Tips to improve your team rebounding

By Marc Comstock, Tecumseh High School, Tecumseh, Michigan

Developing relentless rebounders requires an attitude that coaches must instill in players.
Developing relentless rebounders requires an attitude that coaches must instill in players.

You must acquire a relentless rebounding attitude and it must become a source of pride for the entire team and coaching staff. This pride and courage is developed everyday in every play and every game. Drills must be repetitious, with a constant emphasis and statistical feedback kept during practice and games.

Rebounding is a consistent, controllable area of the game. It keys fast breaks, makes up for poor shooting games, limits the number of shots a good shooting team takes, demoralizes and intimidates an opponent and changes an opponent’s game preparation.

The following are quick-hitting ways to teach successful rebounding in your program, including defensive rebounding, on foul shots, offensive rebounding, rebounding close to the rim, rebounding outside the lane and more.

Techniques for defensive rebounding

  • Have a relentless attitude.
  • Contact—first step in the “cup” (area you create in the lane).
  • Box—either reverse or front pivot.
  • Butt-to-groin with head up, elbows out, hands up and legs wide.
  • Find the ball, release and be quick to the ball.
  • Use two hands and two feet.
  • Fire an on-target outlet pass. 

Rebounding on defensive foul shots

  • Have feet together and close to the offensive player.
  • Keep your push-off foot closest to the baseline.
  • “Step and get”—arm and leg up.
  • Utilize a regular block-out technique.

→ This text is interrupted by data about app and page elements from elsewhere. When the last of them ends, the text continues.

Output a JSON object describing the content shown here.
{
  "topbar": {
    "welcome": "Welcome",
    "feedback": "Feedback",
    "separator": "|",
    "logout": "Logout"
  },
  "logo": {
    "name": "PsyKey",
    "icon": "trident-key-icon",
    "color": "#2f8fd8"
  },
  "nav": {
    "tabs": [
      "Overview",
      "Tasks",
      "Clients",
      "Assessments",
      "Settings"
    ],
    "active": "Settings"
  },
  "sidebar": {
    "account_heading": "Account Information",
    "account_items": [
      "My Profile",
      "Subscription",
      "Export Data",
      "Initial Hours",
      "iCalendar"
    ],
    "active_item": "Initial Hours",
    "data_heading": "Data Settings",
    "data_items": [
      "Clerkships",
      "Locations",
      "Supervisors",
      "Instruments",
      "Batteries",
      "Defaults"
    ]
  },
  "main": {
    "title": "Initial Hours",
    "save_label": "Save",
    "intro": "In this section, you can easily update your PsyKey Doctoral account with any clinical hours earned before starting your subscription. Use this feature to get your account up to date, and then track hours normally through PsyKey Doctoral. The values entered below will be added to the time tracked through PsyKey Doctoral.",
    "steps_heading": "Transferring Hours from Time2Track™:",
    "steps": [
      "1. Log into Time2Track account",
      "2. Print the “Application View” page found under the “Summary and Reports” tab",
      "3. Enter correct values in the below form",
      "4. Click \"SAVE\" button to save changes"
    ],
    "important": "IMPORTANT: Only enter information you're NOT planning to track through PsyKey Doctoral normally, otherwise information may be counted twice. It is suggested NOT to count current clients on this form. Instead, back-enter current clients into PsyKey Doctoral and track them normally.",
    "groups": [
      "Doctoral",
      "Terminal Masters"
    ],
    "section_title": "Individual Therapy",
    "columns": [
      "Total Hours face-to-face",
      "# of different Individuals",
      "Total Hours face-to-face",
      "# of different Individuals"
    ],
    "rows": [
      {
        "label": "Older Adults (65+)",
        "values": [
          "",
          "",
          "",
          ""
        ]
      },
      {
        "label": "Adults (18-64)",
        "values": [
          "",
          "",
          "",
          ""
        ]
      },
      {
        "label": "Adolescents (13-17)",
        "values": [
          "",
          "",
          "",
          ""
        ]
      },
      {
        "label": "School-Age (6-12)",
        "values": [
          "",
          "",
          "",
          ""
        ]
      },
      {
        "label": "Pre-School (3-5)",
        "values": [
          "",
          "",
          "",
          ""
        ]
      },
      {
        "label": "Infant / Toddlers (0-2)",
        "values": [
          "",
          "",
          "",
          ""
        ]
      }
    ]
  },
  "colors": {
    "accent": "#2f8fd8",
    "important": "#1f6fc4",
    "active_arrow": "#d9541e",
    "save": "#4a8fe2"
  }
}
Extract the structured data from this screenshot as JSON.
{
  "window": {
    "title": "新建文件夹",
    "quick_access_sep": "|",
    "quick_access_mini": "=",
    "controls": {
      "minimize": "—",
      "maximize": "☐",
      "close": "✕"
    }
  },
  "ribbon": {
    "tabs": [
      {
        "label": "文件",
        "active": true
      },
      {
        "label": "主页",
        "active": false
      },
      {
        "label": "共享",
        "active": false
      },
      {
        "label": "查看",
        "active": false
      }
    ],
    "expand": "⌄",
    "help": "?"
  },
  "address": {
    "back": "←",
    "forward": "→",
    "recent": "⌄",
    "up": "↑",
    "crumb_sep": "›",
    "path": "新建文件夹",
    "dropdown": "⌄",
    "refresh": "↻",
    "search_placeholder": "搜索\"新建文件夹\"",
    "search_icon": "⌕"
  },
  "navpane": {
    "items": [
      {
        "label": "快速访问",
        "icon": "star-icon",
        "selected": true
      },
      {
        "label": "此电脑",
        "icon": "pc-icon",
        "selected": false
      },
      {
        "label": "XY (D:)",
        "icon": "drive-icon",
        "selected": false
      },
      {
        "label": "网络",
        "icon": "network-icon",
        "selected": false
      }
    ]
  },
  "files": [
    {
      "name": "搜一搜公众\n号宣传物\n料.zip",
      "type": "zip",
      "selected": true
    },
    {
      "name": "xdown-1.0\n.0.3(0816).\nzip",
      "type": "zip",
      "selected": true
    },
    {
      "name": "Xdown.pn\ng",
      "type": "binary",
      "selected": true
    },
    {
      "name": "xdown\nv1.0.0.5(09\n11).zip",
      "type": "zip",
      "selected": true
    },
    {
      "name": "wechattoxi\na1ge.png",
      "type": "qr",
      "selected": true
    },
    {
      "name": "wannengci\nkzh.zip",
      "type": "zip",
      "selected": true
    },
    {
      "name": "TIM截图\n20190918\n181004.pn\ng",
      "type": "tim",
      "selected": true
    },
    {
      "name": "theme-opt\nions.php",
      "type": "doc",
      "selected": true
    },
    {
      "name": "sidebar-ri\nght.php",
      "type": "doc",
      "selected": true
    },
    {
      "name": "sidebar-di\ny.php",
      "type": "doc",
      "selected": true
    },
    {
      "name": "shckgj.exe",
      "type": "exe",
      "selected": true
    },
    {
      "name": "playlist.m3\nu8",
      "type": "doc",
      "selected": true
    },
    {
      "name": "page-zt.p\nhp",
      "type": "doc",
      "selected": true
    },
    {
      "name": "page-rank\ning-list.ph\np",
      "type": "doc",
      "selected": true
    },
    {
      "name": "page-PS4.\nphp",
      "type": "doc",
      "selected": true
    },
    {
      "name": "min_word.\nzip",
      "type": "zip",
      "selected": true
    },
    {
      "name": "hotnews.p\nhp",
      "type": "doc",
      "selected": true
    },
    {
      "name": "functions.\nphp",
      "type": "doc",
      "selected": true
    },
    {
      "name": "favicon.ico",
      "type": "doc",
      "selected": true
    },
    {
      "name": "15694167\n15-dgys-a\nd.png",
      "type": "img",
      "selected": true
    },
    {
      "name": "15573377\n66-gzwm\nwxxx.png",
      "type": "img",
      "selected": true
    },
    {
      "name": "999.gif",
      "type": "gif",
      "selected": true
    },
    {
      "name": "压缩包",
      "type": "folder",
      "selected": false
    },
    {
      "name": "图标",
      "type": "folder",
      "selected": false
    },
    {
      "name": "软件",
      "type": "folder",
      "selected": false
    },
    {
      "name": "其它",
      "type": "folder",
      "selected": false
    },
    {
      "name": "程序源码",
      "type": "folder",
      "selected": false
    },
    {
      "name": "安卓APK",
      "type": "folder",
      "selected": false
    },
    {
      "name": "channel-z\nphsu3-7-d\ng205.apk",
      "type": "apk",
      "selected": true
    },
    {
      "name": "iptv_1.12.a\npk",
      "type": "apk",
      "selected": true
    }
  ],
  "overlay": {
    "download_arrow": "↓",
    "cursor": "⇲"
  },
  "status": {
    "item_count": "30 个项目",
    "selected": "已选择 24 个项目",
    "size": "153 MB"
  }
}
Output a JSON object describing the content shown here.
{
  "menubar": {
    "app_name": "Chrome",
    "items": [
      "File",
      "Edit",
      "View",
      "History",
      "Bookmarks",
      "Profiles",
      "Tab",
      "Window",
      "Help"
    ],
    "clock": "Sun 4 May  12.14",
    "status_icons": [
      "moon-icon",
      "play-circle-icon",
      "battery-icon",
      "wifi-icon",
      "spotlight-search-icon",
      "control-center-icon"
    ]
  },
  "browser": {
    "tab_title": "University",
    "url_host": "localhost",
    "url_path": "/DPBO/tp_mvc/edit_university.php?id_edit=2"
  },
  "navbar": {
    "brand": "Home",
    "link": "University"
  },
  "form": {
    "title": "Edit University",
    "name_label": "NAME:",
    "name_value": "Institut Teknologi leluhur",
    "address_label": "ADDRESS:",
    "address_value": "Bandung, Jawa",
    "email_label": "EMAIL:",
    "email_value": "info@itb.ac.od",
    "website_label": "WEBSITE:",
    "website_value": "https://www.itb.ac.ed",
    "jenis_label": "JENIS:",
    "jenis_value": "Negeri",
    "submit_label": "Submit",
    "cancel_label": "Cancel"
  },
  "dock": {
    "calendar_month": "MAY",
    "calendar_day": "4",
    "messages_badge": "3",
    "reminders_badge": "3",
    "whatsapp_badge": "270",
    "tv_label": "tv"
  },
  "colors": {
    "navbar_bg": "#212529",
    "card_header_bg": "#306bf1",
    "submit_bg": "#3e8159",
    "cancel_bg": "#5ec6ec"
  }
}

Techniques for offensive rebounding

  • Have a relentless attitude.
  • Be active and avoid the block out.
  • Get inside, beside or pin the defensive player.
  • Tip the ball back or up.

In the ‘cup’

  • Butt to groin.
  • Hands up and elbow out.
  • Keep your head up.
  • Dance your opponent out of the cup.

Outside the ‘cup’

  • Check ’em and chuck ’em.
  • Be quick to the ball.
  • Stay between your player and the ball.
  • Play the shot angle.

Being a block-out team

  • Want the ball and have a relentless attitude.
  • Must rebound with two hands and two feet.
  • Must be able to rebound two spaces removed.
  • Must have no fear of contact.
  • Must read the rebound (length) and angle.
  • Initiate contact in the lane area.
  • Get your nose under the ball.
  • Get inside, beside or pin the defender when offensive rebounding. Avoid the block out.
  • Get inside position by face (take away path). Front pivot or reverse pivot when defensive rebounding.
  • Create a “cup” in the lane area.
  • Play every shot as a missed shot.
  • Step and get on the free-throw block out.
  • Tip the ball up or back on defense.
  • Have three people within 3 feet of all rebounds.